• Page and application data records:
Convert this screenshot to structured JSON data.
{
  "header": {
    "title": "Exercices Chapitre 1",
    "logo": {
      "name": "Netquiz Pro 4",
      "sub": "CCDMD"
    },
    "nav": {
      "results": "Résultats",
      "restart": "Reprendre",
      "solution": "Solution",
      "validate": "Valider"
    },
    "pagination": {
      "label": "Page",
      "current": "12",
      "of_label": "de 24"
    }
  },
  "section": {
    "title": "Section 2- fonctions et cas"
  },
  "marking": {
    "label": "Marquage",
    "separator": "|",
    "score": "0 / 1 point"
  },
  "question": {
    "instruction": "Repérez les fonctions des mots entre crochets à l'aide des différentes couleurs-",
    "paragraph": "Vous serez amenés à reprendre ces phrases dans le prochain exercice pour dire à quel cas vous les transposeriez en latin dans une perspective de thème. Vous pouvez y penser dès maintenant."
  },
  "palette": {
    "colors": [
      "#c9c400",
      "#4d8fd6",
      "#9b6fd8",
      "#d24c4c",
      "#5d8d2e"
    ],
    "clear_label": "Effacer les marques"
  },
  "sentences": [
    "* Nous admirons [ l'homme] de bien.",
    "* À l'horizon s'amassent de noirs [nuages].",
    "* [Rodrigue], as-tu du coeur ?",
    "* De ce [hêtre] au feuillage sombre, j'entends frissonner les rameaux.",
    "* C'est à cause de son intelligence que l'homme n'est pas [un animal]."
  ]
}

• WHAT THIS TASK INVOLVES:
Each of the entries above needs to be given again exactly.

• OUTPUT FOR THIS TASK:
Convert this screenshot to structured JSON data.
{
  "header": {
    "title": "Exercices Chapitre 1",
    "logo": {
      "name": "Netquiz Pro 4",
      "sub": "CCDMD"
    },
    "nav": {
      "results": "Résultats",
      "restart": "Reprendre",
      "solution": "Solution",
      "validate": "Valider"
    },
    "pagination": {
      "label": "Page",
      "current": "12",
      "of_label": "de 24"
    }
  },
  "section": {
    "title": "Section 2- fonctions et cas"
  },
  "marking": {
    "label": "Marquage",
    "separator": "|",
    "score": "0 / 1 point"
  },
  "question": {
    "instruction": "Repérez les fonctions des mots entre crochets à l'aide des différentes couleurs-",
    "paragraph": "Vous serez amenés à reprendre ces phrases dans le prochain exercice pour dire à quel cas vous les transposeriez en latin dans une perspective de thème. Vous pouvez y penser dès maintenant."
  },
  "palette": {
    "colors": [
      "#c9c400",
      "#4d8fd6",
      "#9b6fd8",
      "#d24c4c",
      "#5d8d2e"
    ],
    "clear_label": "Effacer les marques"
  },
  "sentences": [
    "* Nous admirons [ l'homme] de bien.",
    "* À l'horizon s'amassent de noirs [nuages].",
    "* [Rodrigue], as-tu du coeur ?",
    "* De ce [hêtre] au feuillage sombre, j'entends frissonner les rameaux.",
    "* C'est à cause de son intelligence que l'homme n'est pas [un animal]."
  ]
}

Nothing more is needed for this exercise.